The Judicial Branch

  • Civil Law - Defined by a body of laws regulating relations between individuals or corporations.

    • Burden of proof lies with prosecution.

      • Guilt or innocence based on whether the defendant could reasonably have anticipated and avoided the offense.


  • Strategic Lawsuits Against Political Participation - Practice of suing citizens who criticize businesses or government agencies over environmental issues.

    • Legal defense costs can be exorbitant.

Administrative law the executive branch
Administrative Law: The Executive Branch

  • More than 100 federal agencies have environmental oversight.

    • Federal agencies often delegate power to a matching state agency to decentralize authority.

    • They usually have power to set rules,adjudicates disputes & investigate misconduct.

Regulatory agencies
Regulatory Agencies

  • EPA - Primary agency with responsibility for protecting environmental quality in US

    • Cabinet-level department.

  • Department of Interior (Natural Resources)

    • National Park Service

    • Bureau of Land Management

    • US Fish and Wildlife Service

Regulatory agencies1
Regulatory Agencies

  • Department of Agriculture

    • US Forest Service

  • Department of Labor

    • Occupational Health and Safety Agency (OSHA)

  • Revolving door with workers moving back and forth between industry and government.

International treaties and conventions

  • Over past 25 years, more than 170 environmental treaties and conventions have been negotiated initiated to protect our global environment.

    • Unfortunately many of these environmental treaties are vague and many do not comply due to public embarassment.
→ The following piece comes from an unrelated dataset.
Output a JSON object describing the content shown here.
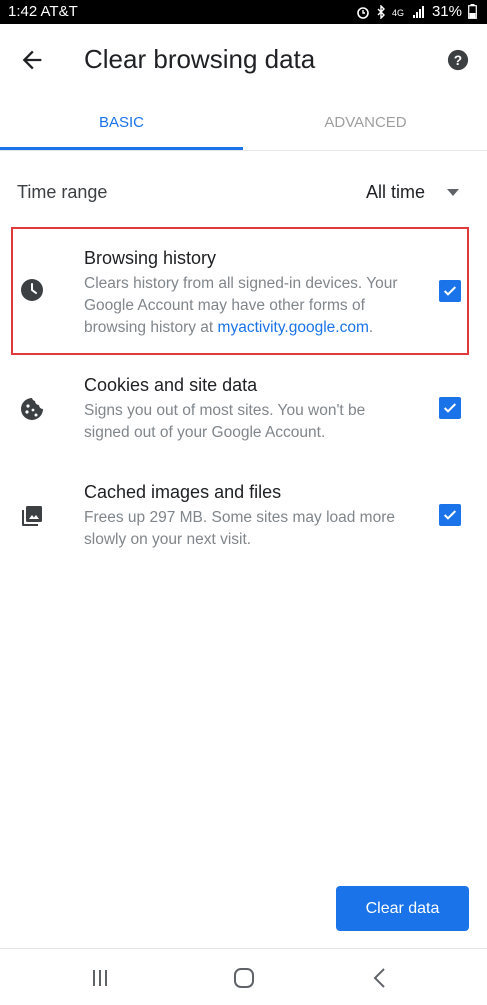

      • Most nations unwilling to give up sovereignty.

        • International court has no enforcement powers.

Dispute resolution

  • Arbitration is a formal dispute resolution, based in a trial-like setting.

    • Arbitrator takes a more active role than a judge and is more interested in resolving the disputes than application of the law.


  • Mediation is a process in which disputants are encouraged to come up with a solution on their own.

    • Useful in complex issues with multiple stakeholders with different interests.

Collaborative approaches to planning
Collaborative Approaches to Planning

  • Community-Based Planning -Incorporates holistic, adaptive, pluralistic approaches.

    • Collaborative Approaches - Working with local communities to gain traditional knowledge and gain local acceptance of management plans.

Collective action

  • Student Environmental Groups

    • Student Environmental Action Coalition

    • Public Interest Research Groups, etc.

  • Mainline Environmental Organization

    • National Wildlife Federation

    • Sierra Club,etc.

  • Radical Environmental Groups

    • Earth First

    • Sea Shepherd,etc,

  • International Nongovernmental Organizations(NGOs) have become powerful aspects of environmental protection.


  • Decision Making

  • Environmental Policy Cycle

    • NEPA and EIS

  • Environmental Law

    • Statutory Law

    • Case Law

    • Administrative Law

  • International Treaties

  • Dispute Resolution

  • Collective Action